ASSIGNED TASK
Throughout the entries below, report every line where "selected" is found.

DATA SHOWN
——————
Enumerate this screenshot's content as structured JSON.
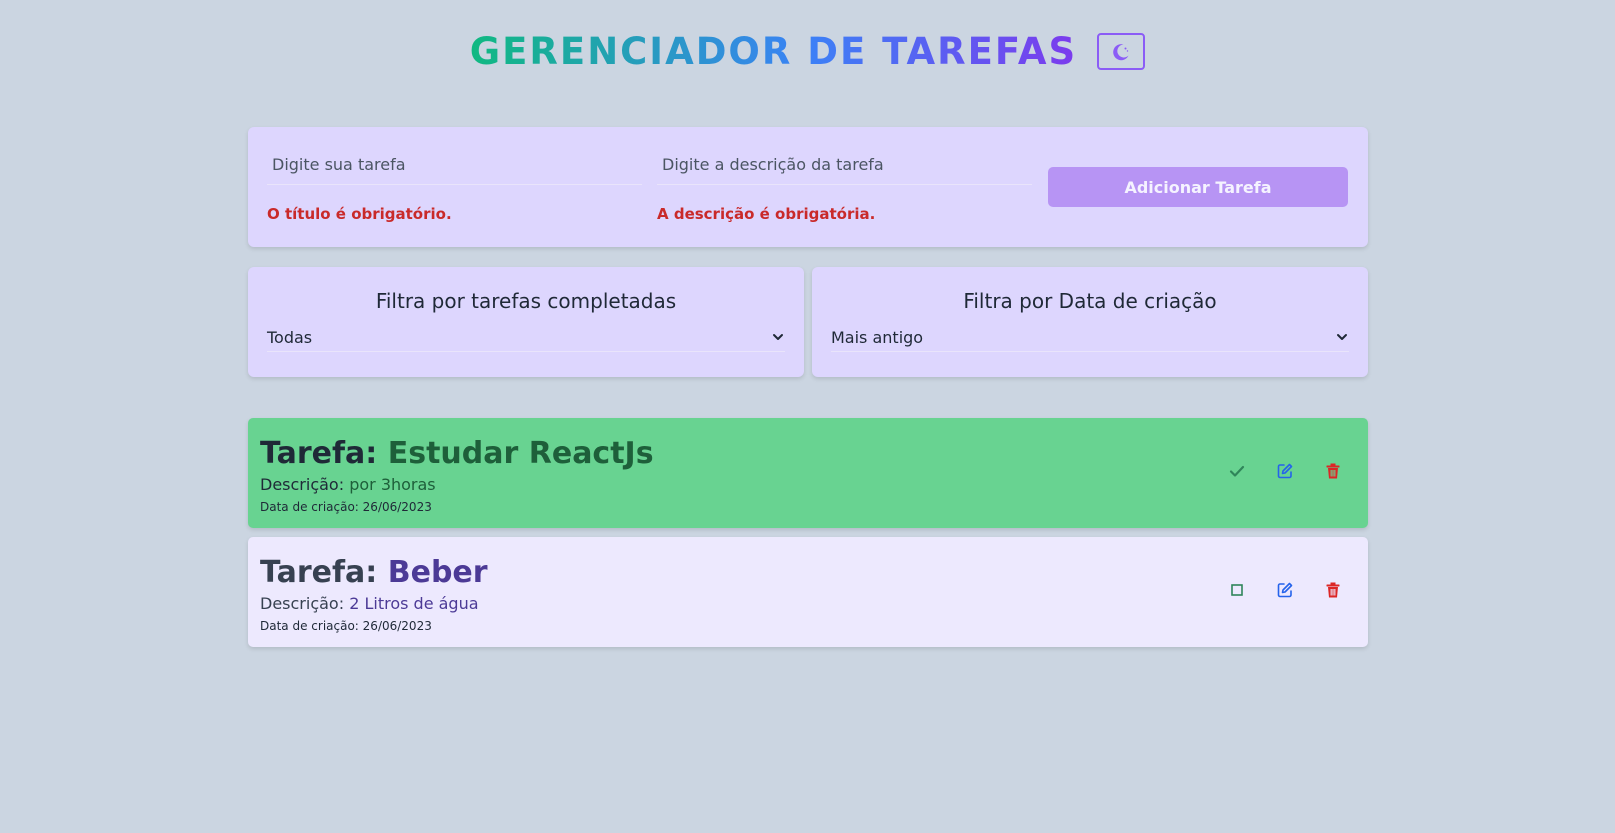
{
  "header": {
    "title": "GERENCIADOR DE TAREFAS",
    "theme_icon": "moon-icon"
  },
  "form": {
    "title_input": {
      "value": "",
      "placeholder": "Digite sua tarefa"
    },
    "description_input": {
      "value": "",
      "placeholder": "Digite a descrição da tarefa"
    },
    "title_error": "O título é obrigatório.",
    "description_error": "A descrição é obrigatória.",
    "add_button_label": "Adicionar Tarefa"
  },
  "filters": {
    "completed": {
      "label": "Filtra por tarefas completadas",
      "selected": "Todas"
    },
    "date": {
      "label": "Filtra por Data de criação",
      "selected": "Mais antigo"
    }
  },
  "tasks": [
    {
      "title_label": "Tarefa:",
      "title": "Estudar ReactJs",
      "description_label": "Descrição:",
      "description": "por 3horas",
      "date_label": "Data de criação:",
      "date": "26/06/2023",
      "completed": true,
      "status_icon": "check-icon"
    },
    {
      "title_label": "Tarefa:",
      "title": "Beber",
      "description_label": "Descrição:",
      "description": "2 Litros de água",
      "date_label": "Data de criação:",
      "date": "26/06/2023",
      "completed": false,
      "status_icon": "checkbox-empty-icon"
    }
  ],
  "colors": {
    "background": "#cbd5e1",
    "card": "#ddd6fe",
    "completed_task": "#68d391",
    "pending_task": "#ede9fe",
    "error": "#c92a2a",
    "accent": "#8b5cf6",
    "edit_icon": "#2563eb",
    "delete_icon": "#dc2626"
  }
}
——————
ANSWER TO THIS TASK
      "selected": "Todas"
      "selected": "Mais antigo"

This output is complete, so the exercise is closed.